If your attorney in fact is unable or unwilling to serve, their agent authority ends. If you do not have a backup or successor to the attorney in fact, the power of attorney terminates. That is why you should name a backup attorney in fact.

Does North Dakota Have a Statutory Power of Attorney?

No. North Dakota does not provide a statutory power of attorney form. You can either create a power of attorney yourself or hire an estate planning attorney.

Can I Make My Own Power of Attorney in North Dakota?

Yes. First, you must know who you want as your attorney in fact and what powers you want them to have before making a financial power of attorney. Many people looking for self-help solutions use state-specific online estate planning forms conforming to North Dakota state law. However, contact an attorney for legal advice if you have questions about power of attorney documents.

Estate planning solutions to fit your needs.

Get 10% off now
This is an advertisement. FindLaw and its affiliates are not a law firm and cannot provide legal advice.
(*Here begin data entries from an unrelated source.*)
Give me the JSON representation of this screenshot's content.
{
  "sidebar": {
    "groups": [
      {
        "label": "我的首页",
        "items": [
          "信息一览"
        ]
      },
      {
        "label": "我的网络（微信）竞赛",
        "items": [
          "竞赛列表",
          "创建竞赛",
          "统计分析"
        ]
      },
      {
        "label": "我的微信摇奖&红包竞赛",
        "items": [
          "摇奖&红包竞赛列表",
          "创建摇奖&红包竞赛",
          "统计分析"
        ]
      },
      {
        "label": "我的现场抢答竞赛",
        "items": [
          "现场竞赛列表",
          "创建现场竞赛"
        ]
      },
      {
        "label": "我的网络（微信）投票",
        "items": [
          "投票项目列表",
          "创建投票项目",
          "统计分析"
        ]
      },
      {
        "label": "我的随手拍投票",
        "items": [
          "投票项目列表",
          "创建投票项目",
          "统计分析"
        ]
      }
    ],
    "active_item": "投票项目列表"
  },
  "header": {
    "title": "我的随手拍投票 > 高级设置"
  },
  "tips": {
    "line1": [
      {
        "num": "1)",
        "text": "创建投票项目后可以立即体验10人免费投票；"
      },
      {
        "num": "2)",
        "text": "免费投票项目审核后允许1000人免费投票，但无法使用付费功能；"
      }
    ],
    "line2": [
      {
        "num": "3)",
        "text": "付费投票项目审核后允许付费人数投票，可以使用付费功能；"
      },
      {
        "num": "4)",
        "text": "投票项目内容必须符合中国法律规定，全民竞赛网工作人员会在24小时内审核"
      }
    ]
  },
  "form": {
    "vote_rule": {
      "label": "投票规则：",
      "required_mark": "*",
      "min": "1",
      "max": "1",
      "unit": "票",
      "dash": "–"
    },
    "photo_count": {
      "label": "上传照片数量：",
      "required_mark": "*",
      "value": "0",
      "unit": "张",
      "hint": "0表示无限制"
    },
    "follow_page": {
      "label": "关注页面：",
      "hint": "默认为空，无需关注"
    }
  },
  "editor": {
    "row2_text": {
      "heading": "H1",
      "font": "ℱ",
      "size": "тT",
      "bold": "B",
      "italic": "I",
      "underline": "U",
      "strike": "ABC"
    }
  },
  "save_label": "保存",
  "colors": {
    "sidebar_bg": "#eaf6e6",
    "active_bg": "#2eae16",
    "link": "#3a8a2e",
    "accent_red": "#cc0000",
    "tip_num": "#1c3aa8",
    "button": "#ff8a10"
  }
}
How Do I Make My Power of Attorney Valid in North Dakota?

To meet the legal requirements for a power of attorney, you must be at last 18 years old and mentally competent. Your POA must be in writing, signed, and dated by you.
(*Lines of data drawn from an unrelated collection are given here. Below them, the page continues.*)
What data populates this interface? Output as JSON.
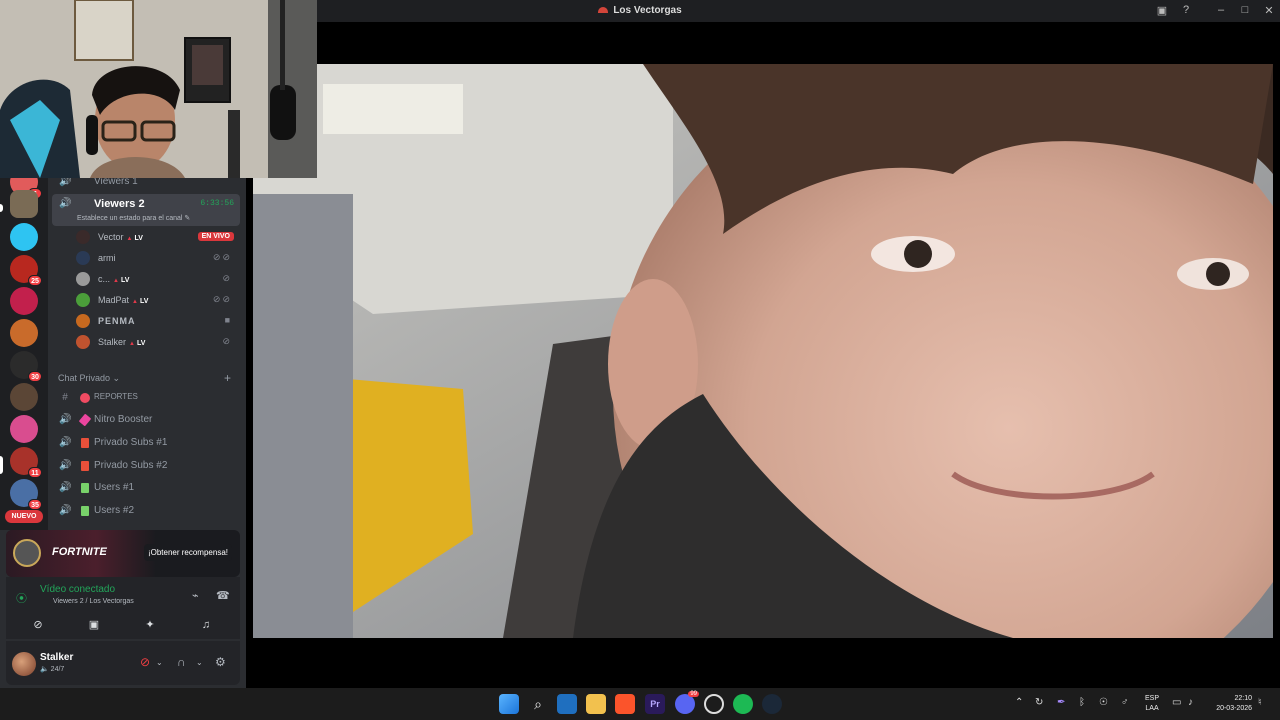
{
  "window": {
    "title": "Los Vectorgas"
  },
  "rail": {
    "badges": [
      "6",
      "25",
      "30",
      "11",
      "35"
    ],
    "nuevo_label": "NUEVO"
  },
  "channels": {
    "prev_channel": "Viewers 1",
    "active": {
      "name": "Viewers 2",
      "timer": "6:33:56",
      "status_hint": "Establece un estado para el canal"
    },
    "participants": [
      {
        "name": "Vector",
        "tag": "LV",
        "live_label": "EN VIVO"
      },
      {
        "name": "armi",
        "tag": ""
      },
      {
        "name": "c...",
        "tag": "LV"
      },
      {
        "name": "MadPat",
        "tag": "LV"
      },
      {
        "name": "PENMA",
        "tag": ""
      },
      {
        "name": "Stalker",
        "tag": "LV"
      }
    ],
    "category": "Chat Privado",
    "category_channels": [
      {
        "name": "REPORTES"
      },
      {
        "name": "Nitro Booster"
      },
      {
        "name": "Privado Subs #1"
      },
      {
        "name": "Privado Subs #2"
      },
      {
        "name": "Users #1"
      },
      {
        "name": "Users #2"
      }
    ]
  },
  "promo": {
    "game": "FORTNITE",
    "cta": "¡Obtener recompensa!"
  },
  "voice": {
    "status": "Vídeo conectado",
    "location": "Viewers 2 / Los Vectorgas"
  },
  "user": {
    "name": "Stalker",
    "status": "24/7"
  },
  "taskbar": {
    "discord_badge": "99",
    "lang_top": "ESP",
    "lang_bottom": "LAA",
    "time": "22:10",
    "date": "20-03-2026"
  },
  "colors": {
    "accent_green": "#23a55a",
    "live_red": "#da373c",
    "sidebar_bg": "#2b2d31",
    "rail_bg": "#1e1f22"
  }
}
Do I Have to Notarize My Power of Attorney in North Dakota?

Although there is no specific statute requiring notarization, it is standard practice to sign your power of attorney in front of a notary public. The notarization proves that you voluntarily signed your power of attorney, which may be important to show in other jurisdictions and among third parties.

What Should I Do After Signing My Power of Attorney?

Keep your original POA in a secure location and give copies to your attorney in fact and any third parties, such as your bank or financial institution. A third party may ask for an agent certification form in which your attorney in fact attests that your power of attorney is effective, and they can serve as your attorney in fact.

Does an Attorney in Fact Get Paid in North Dakota?

Your attorney in fact may be entitled to reimbursement of reasonable expenses incurred under your power of attorney. Your attorney in fact may also receive reasonable compensation for their time unless you state otherwise in your power of attorney.

Is My North Dakota Power of Attorney Valid in Another State?

Yes. Generally, a North Dakota power of attorney created under North Dakota law is recognized in other states. However, many states require notarized signatures on their power of attorney documents, so it is a good idea to make sure you sign your North Dakota POA in front of a notary.

Can I Revoke My North Dakota Power of Attorney?

Yes. As long as you are mentally competent, you can revoke your power of attorney document at any time. To revoke your power of attorney, make a written statement of revocation and give copies of it to your attorney in fact and all others who have a copy of your original POA.

What Estate Planning Documents Should I Have in North Dakota?

There are two other estate planning documents, in addition to a financial power of attorney, that complete your estate plan.

health care directive incorporates a health care power of attorney with a living will or advance directive. You can name someone as your agent to get medical information, talk to healthcare providers, and make healthcare decisions on your behalf when you can’t. You can also share your wishes for life-sustaining measures you want if you have an end-stage illness or terminal condition.

last will and testament is a legal document used after you die. In your will, you decide who you want to manage your estate, how you want to distribute your property, and who cares for your minor children and pets. If you don’t have a will, a probate court distributes your property according to state intestacy laws. They also decide who handles your estate and who cares for your children, and you may not like their choice. A will allows you to keep control over the decisions about your loved ones and property. However, there are special considerations for creating a will in North Dakota.

Fortunately, it is easy to create a valid power of attorney in North Dakota and other estate planning documents using online templates.

Videos

View videos on these media platforms:

Need help?

  • Find a lawyer
  • Search legal topics
Enter your legal issue
Enter your location